That's the appearance where the unaffected system is actively attacking the myelin. Burt agreed, noting that once common people are in the secondary-progressive stage, the wound to nerves is done. A big suspect is what will the long-range chattels will be, according to an editorial published with the study. MS by and large arises between the ages of 20 and 40, according to the NIH. Since disabilities can read decades to develop, the furthest benefits - and risks - of stem-post cell therapy linger unknown, writes Dr Stephen Hauser, a neurologist at the University of California, San Francisco.
It's also unclear, Hauser writes, whether the psychotherapy is in "resetting" the unsusceptible system. Bebo agreed. "In this information there's no data to show whether that's happening". What's needed now are controlled trials where patients are randomly assigned to be told curb room therapy. Burt agreed, and said that's what his rig is doing: A clinical examination is underway at several medical centers, looking at patients with relapsing-remitting MS whose symptoms have failed to put after at least six months on pennant medications. They're being randomly assigned to either peduncle stall therapy or further drug therapy.
If stem the tide cell therapy does prove effective, it's vigorously to say exactly how it will fit in with gonfalon MS care, according to Bebo. On one hand, the regimen is moderately intensive and expensive. "But in theory it would only have to be done once, and never again". The disease-modifying drugs for MS - such as beta interferons (Avonex, Refib, Betaseron), glatirimer (Copaxone) and natalizumab (Tysabri) - can bring in thousands per month, according to the training knowledge in the study.

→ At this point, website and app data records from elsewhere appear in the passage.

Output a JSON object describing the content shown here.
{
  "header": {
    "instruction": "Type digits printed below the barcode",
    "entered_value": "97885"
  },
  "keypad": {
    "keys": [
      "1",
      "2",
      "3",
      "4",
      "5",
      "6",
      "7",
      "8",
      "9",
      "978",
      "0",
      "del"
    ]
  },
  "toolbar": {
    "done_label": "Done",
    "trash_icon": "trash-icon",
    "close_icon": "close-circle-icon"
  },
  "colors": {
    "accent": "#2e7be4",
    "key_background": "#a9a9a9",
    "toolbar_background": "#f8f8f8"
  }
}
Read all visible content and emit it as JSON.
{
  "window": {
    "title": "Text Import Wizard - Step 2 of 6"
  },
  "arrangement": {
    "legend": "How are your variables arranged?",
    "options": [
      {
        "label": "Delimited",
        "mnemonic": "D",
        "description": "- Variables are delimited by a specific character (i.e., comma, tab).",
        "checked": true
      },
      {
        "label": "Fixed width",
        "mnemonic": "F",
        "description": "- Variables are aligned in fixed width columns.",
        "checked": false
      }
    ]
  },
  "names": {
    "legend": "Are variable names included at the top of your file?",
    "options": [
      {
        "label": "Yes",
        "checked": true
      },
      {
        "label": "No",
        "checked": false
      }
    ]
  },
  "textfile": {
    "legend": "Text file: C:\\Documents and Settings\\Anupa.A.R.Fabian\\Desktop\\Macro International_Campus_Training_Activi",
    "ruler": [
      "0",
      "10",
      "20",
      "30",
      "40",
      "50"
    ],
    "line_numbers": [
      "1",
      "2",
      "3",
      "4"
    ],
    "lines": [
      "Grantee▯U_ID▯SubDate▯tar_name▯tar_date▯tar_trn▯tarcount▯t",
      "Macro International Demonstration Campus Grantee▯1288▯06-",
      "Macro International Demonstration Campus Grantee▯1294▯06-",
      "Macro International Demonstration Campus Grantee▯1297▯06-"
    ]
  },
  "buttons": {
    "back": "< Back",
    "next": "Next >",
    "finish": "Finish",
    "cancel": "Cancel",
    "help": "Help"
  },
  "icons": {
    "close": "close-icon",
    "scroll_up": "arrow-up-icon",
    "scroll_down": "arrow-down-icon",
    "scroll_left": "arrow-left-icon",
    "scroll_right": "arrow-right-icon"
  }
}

Comparatively, cut apartment therapy, at around $125000, could make good very cost-effective, according to Burt. For now, stanch cubicle therapy is available only in clinical trials, or on a "compassionate use" underpinning for some patients who don't be eligible for a trial prices. If it's at the end of the day approved as an MS therapy, Burt said he foresees retard cells as a "second-line" cure for patients who do not fare well on a disease-modifying drug.